There is a pretty good chance we'll find out how many hypocrites there are around these parts this winter.
Dallas Mavericks owner Mark Cuban went from parade leader to piñata when he made the post-lockout decision to let Tyson Chandler leave, essentially committing to remodeling the 2010-11 NBA champions' core on the fly.
It doesn't matter how many powder-preserving, financially savvy additions the Mavs make while restructuring Dirk Nowitzki's supporting cast. The Mavs' plan can't be considered a success until -- or unless -- they land a legitimate superstar to pair with Nowitzki for his prime's twilight before taking the torch as the face of the franchise.
Fair or not, after the Mavs were swept in the playoffs and whiffed on Deron Williams, the popular opinion is that the CBA-conscious approach by Cuban and Donnie Nelson is an epic failure.
Doubt it. For whatever reason, the Rangers and Mavs aren't judged in the same light by locals.
Maybe it's because the Metroplex hasn't been spoiled by a long stretch of success by the Rangers, who had never won a postseason series until they miraculously morphed from a bankrupt franchise to a World Series team in a matter of months in 2010 and made a return trip to the Fall Classic the next year.
Maybe it's because Ryan's status as a record-setting legendary pitcher earns him extraordinary respect. All due respect to Cuban for getting his butt kicked at WWE events, but a generation of fans didn't grow up in awe of his athletic prowess.
However, if you're fighting mad about the Mavs not paying up for Chandler, you should be equally irate if the Rangers don't match any offer that Hamilton gets.
OK, so it's not a perfect comparison.
Heck, Hamilton is a perennial All-Star who might win his second MVP in a three-season span this year. Chandler's next All-Star appearance will be his first.
Hamilton has spent almost all of his major league career in Texas, serving as a centerpiece of by far the most successful stretch in Rangers history. Chandler was a one-year rental for the Mavs, a final piece in a puzzle that was coming off 10 consecutive 50-win campaigns.
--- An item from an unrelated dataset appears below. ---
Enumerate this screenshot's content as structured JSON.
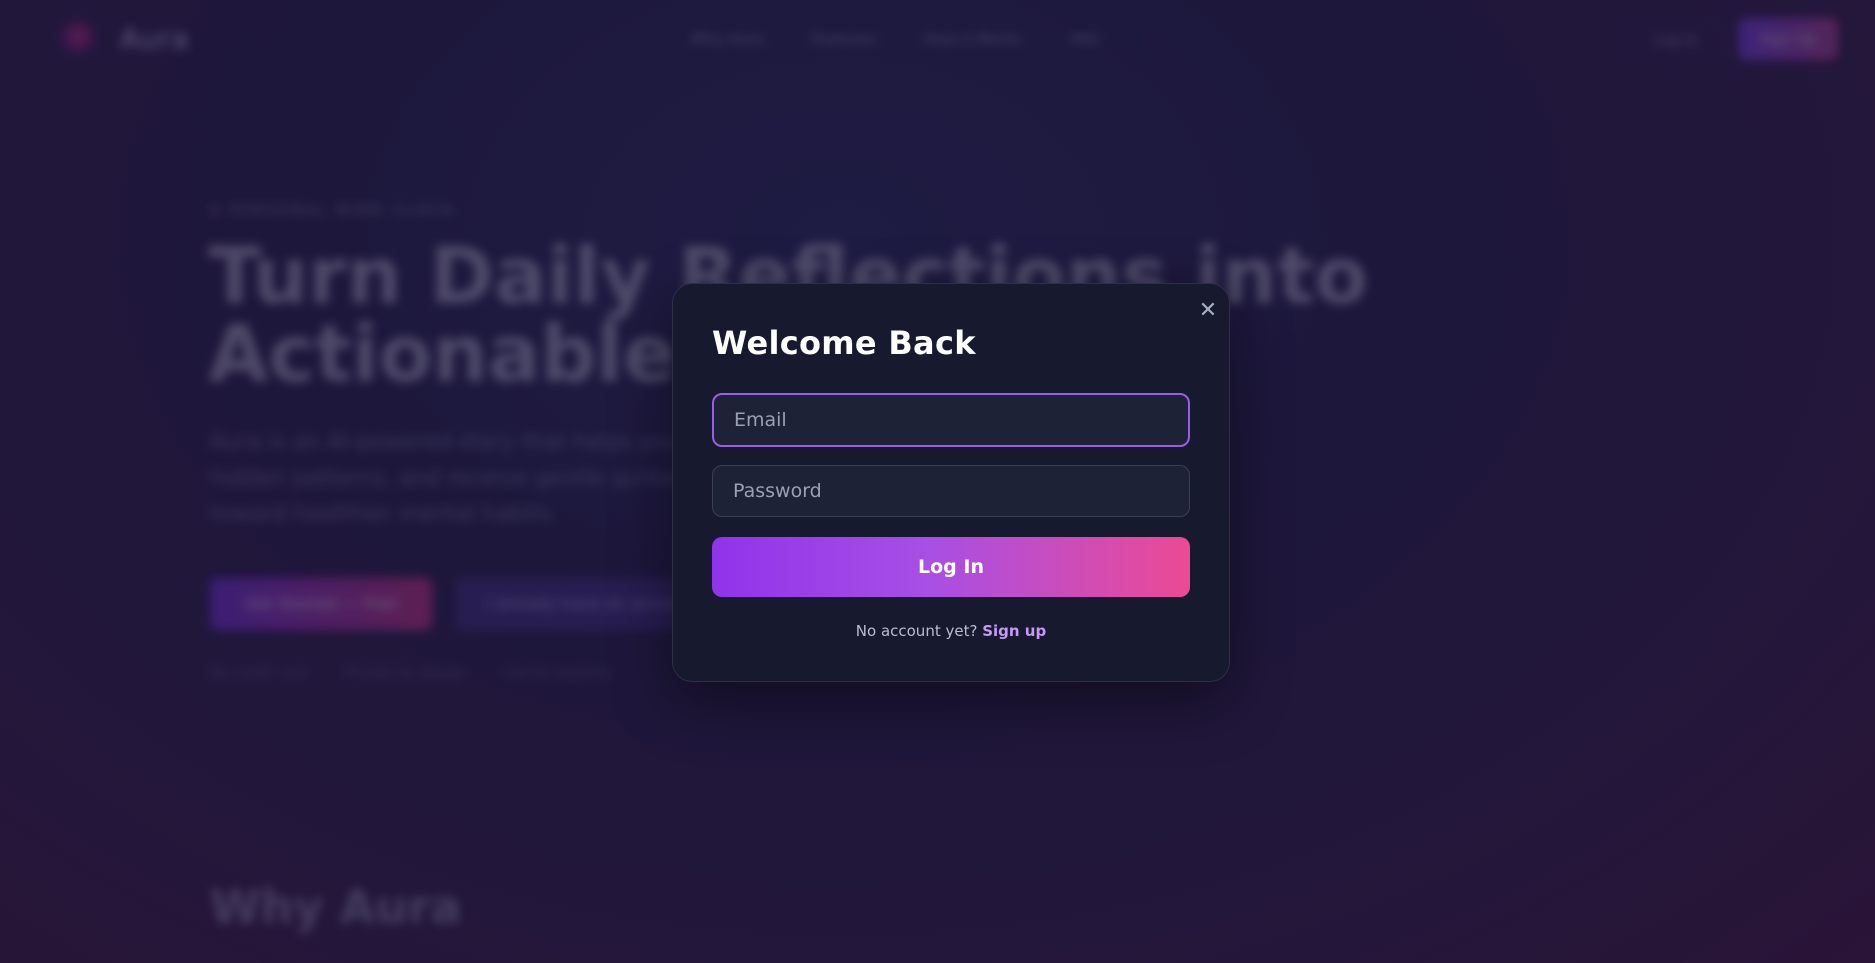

With no salary cap in baseball, the Rangers' spending is restricted only by the budget set by an ownership group fronted by Ryan and backed by a pair of billionaires.
The filthy rich Cuban's decision went down after he combed over the new collective bargaining agreement, which will make luxury-tax teams pay much more than before while handcuffing their ability to upgrade the roster.
Perhaps it would be prudent for the Rangers to just wish ol' Hambino good luck with his goal of helping a hurting world if some free-spending team steps up with an offer in excess of five years and/or $150 million, market value for an MVP candidate. After all, it's tough to rely so heavily on a player who tends to miss games by the bunch.
Then again, Chandler missed more than 40 percent of his teams' games the two seasons before the Mavs traded for him, which is why the Charlotte Bobcats were willing to dump him for the easily disposable Erick Dampier contract. That didn't stop the New York Knicks from signing him for near-max money (four years, $58 million), while the Mavs were only willing to pay big on a one-year-at-a-time basis.
Hey, Ryan and Daniels have earned the benefit of the doubt. They rescued a floundering franchise, turning the Rangers into a team that has been to the World Series the last two seasons and is widely expected to win it all this fall.
All Cuban and Nelson have done is turn the NBA's laughingstock of the 1990s into one of four teams in league history with a decade-plus 50-win streak, capped by a parade through downtown Dallas.
Not that the championship banner hanging in the American Airlines Center means the Mavs should get a pass. At this point, a perfectly rational argument can be made that the Mavs' best chance to win another one was to bring Chandler back to man the middle for a hopeful repeat run.
If you pick that side, that's cool. Just stick with it, and save some of that wrath for the Rangers' brass.